And here, finally, is the last installment of the Sri Lanka trip. After this I will be back to my usual topics of spinning, knitting, etc.

Our next to last day in Sri Lanka began in Yala NP and ended in the port city of Galle. We drove along the southern coast and there were many beautiful views out over the Indian ocean as we drove along.
 We stopped here to see the stick fishermen. They came up with this way of fishing because they have to get clear of the rocks at the edge of the shore. These days, i wonder how much fish they catch and how much they are there for tourists because they are barely clear of the rocks.

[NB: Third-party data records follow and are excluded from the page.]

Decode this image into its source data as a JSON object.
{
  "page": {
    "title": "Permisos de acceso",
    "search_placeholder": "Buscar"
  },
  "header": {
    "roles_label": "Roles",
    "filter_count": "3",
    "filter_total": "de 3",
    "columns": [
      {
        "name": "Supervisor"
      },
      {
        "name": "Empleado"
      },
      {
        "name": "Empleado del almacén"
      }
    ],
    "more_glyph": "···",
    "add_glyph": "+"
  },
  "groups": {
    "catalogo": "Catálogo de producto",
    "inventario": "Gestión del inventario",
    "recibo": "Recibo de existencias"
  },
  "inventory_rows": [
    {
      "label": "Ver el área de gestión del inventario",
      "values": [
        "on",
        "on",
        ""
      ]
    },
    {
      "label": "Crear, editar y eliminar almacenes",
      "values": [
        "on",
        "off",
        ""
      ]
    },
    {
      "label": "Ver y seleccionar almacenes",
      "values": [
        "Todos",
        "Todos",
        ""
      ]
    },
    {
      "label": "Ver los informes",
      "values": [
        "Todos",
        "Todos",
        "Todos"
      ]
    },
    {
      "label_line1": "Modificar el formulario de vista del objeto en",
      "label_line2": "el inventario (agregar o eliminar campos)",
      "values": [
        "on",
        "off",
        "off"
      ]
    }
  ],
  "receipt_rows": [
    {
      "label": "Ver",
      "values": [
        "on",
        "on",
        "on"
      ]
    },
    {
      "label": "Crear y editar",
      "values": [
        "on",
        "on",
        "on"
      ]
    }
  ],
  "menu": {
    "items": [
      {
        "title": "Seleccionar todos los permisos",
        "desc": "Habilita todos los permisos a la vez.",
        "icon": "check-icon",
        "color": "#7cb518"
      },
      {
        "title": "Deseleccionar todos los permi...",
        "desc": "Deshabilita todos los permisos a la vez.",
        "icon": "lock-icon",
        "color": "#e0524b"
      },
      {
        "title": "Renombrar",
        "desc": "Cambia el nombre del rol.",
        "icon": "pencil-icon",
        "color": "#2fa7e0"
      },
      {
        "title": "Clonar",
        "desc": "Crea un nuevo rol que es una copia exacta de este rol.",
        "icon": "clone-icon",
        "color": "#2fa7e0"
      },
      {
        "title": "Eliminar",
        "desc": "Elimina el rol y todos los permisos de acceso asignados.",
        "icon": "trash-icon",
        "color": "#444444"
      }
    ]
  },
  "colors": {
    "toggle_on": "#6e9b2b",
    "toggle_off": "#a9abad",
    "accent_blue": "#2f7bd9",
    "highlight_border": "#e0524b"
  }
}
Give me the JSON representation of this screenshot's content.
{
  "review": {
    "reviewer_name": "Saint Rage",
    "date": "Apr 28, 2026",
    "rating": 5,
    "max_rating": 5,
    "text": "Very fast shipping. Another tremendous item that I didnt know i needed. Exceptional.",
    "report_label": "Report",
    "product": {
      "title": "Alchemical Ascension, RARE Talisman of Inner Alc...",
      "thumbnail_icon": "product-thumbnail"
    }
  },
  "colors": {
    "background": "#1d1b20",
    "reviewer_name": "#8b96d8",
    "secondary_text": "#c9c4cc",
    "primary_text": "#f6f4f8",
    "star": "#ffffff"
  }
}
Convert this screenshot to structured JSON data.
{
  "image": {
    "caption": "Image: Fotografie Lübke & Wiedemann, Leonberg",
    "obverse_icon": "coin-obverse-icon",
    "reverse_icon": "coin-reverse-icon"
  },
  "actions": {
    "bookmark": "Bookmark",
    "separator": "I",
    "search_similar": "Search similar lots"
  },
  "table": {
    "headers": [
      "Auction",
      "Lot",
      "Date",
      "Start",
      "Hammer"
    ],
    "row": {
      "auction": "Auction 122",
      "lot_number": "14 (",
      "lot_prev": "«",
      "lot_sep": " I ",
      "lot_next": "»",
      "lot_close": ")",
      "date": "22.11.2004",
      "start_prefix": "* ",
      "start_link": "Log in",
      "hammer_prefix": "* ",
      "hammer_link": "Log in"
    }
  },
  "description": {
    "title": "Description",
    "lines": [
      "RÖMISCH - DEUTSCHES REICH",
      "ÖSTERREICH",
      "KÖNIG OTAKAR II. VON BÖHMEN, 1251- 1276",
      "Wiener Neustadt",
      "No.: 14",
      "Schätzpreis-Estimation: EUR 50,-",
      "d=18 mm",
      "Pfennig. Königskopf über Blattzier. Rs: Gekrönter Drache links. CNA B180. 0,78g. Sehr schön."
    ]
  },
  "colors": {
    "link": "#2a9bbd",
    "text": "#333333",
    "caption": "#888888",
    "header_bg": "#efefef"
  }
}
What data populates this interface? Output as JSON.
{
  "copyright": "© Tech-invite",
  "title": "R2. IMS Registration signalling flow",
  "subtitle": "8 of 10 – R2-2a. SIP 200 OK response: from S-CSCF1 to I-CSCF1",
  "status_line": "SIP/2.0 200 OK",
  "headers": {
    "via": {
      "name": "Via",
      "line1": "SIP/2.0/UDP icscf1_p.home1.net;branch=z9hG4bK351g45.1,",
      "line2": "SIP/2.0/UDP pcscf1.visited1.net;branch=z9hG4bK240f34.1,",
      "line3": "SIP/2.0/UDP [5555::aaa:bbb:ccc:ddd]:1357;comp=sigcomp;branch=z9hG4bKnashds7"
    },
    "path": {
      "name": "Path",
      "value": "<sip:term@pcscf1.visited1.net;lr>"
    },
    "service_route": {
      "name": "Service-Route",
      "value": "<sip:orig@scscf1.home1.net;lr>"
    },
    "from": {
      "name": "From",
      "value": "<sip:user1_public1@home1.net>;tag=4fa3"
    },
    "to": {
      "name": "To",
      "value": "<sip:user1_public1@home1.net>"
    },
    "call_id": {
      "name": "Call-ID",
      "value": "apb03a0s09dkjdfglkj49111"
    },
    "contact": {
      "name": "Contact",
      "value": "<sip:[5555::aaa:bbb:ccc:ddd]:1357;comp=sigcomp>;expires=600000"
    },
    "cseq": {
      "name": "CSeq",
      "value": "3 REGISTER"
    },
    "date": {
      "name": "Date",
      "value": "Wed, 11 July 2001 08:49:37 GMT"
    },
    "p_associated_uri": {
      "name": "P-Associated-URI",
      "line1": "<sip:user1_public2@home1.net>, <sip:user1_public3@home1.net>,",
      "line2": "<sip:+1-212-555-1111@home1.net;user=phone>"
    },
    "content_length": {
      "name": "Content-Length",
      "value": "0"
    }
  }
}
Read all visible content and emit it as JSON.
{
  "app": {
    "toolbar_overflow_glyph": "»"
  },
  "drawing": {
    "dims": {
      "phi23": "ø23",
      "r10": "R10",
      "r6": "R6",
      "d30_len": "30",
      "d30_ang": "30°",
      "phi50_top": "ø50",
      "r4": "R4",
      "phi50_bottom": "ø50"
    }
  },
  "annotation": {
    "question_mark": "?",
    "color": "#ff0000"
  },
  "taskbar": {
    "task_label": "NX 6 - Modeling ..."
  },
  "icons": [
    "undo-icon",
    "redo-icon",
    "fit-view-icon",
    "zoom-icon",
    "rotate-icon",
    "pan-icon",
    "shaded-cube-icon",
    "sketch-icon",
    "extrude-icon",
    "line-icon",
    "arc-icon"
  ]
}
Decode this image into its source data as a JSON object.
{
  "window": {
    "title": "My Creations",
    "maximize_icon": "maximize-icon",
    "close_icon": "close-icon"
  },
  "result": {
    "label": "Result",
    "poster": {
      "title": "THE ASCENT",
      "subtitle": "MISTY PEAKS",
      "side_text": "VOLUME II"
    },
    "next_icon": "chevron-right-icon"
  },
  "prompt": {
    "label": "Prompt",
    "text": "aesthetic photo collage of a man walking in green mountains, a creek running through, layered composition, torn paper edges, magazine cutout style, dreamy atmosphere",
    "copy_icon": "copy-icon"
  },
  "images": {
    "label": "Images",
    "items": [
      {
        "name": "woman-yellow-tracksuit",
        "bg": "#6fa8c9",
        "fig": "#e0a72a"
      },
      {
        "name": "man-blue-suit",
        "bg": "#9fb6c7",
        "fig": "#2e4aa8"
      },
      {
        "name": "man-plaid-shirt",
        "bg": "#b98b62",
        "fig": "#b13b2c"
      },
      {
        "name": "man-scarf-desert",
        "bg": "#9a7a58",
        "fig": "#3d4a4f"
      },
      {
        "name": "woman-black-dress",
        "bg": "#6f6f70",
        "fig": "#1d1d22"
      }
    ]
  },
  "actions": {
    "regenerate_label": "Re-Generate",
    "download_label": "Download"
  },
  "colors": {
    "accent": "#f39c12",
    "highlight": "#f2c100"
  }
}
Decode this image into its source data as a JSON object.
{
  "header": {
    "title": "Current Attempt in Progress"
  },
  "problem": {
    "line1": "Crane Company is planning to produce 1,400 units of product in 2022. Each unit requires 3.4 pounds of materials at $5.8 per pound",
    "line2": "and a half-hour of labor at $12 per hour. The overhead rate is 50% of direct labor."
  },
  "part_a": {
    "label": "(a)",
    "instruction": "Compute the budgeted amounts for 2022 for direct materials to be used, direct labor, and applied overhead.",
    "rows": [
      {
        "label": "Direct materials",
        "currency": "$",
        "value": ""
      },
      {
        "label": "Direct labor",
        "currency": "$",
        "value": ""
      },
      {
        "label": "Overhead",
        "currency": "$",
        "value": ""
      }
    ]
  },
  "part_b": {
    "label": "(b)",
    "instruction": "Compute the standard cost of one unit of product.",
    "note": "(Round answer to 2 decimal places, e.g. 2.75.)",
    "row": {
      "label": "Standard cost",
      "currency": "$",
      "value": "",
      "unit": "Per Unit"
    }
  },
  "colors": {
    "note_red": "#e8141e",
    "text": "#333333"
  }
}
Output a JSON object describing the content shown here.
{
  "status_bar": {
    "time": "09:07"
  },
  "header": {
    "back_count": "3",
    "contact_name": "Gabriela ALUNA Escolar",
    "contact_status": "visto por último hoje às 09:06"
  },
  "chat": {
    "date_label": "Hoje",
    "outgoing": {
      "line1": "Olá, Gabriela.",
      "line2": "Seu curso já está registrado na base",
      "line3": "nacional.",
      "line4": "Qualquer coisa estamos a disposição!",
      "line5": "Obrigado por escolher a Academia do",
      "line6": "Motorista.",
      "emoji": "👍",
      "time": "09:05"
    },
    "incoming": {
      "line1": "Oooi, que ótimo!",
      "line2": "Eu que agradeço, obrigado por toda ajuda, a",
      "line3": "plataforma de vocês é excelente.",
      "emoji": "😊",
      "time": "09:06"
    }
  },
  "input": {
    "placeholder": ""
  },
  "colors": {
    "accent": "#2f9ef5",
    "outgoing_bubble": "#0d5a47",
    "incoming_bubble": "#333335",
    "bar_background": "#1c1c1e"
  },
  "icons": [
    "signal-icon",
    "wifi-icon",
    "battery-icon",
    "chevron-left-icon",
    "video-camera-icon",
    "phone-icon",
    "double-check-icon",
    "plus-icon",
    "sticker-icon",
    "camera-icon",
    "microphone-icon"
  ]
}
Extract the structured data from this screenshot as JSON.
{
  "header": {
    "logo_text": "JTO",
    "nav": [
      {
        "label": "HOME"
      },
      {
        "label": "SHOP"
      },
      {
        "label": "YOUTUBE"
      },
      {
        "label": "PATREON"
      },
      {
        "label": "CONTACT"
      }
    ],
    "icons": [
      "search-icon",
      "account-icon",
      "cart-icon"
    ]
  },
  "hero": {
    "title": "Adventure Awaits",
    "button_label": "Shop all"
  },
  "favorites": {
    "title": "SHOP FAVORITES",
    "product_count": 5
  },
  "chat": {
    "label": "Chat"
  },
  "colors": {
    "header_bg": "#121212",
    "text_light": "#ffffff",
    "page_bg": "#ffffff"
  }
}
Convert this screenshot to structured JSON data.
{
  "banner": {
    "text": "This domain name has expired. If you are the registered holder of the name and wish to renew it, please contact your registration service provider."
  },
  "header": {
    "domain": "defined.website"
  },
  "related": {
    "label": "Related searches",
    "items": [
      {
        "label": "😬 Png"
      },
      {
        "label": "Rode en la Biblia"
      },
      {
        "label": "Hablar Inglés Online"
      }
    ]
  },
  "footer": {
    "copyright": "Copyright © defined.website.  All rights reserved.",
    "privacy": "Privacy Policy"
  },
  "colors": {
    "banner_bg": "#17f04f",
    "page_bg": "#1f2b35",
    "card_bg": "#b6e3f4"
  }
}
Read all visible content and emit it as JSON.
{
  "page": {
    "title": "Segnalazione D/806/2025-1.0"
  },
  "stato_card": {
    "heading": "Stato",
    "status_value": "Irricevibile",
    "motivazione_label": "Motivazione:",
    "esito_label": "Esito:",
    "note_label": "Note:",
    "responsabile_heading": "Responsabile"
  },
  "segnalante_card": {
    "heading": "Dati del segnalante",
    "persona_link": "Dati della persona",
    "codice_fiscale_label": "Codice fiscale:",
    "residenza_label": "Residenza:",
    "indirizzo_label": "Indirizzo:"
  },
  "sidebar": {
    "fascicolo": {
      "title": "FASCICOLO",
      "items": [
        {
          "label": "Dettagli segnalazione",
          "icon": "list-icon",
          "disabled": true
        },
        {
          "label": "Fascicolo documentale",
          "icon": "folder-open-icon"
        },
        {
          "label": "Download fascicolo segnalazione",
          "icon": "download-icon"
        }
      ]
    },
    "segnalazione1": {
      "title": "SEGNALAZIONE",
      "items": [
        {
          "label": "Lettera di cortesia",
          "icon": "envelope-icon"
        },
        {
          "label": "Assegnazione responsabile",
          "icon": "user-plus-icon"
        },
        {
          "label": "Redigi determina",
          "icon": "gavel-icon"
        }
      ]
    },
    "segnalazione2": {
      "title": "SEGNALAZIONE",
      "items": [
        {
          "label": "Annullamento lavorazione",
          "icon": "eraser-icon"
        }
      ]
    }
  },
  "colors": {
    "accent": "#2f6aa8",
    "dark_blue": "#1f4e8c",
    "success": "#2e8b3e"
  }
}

 Our destination was Galle, a Portuguese fort at the south-western end of Sri Lanka. The fort has been preserved with all the buildings within it having historical landmark status. This is the interior wall of the fort - the one that faces the town.
 The fort has good views over the water, which is needed for defensive purposes. This is a view from the landward wall.

 The building inside the fort definitely have that colonial feel. It is quiet for now. As we were leaving, the schools let out and it was pretty crazy and noisy with the traffic.

 This is the seaward side.


 The Indian ocean is a gorgeous color.




 After we wandered through the fort, we went to our hotel which was right on the beach. I couldn't have picked a better spot to spend our last night.
It was built around an old lighthouse, I think.

 We spent most of the evening camped out on the lawn watching the sun set.

 The best colors are after the sun actually sets.
 The next morning, we set off for Colombo. It was our last day and we flew out in the evening. Now we were driving along the south-western coast of Sri Lanka, heading north. Surfing is very popular here. This is also where the tsunami hit at its worst. If you have seen the youtube video of the train being washed away, it was from around here. Our first stop was at the tsunami memorial.
We also drove by one of the more important Buddhist temples in Sri Lanka but we didn't stop. 

Our driver took us on a city tour of Colombo. It looks like any other city! But there were a few differences. There are Hindu temples.
 A Dutch hospital that is now turned into a restaurant complex. We stopped here to cool off and get some lunch.

There was a beautiful golden Buddha as we drove around.
I think this is the seat of the government.
 Then we drove to the Independence Square. It is a national monument surrounded by parks and other buildings. The monument is the Independence Memorial Hall.
 Inside are traditionally carved columns with scenes depicting Sri Lankan history.
 You can't really see the vignettes as they are on those plaques. The columns reminded me of the hall in the Temple of the Golden Tooth at Kandy.
 It is surrounded by parks on most sides. That building over there is a colonial building that is now a mall.
 We sat on the steps of the hall and watched a school sports day in a field across the street. There were heats and races.

And then we left for the airport and headed back to Chennai.

I'll try and get in a catch-up post on what I've been up to spinning and knitting-wise in the next day.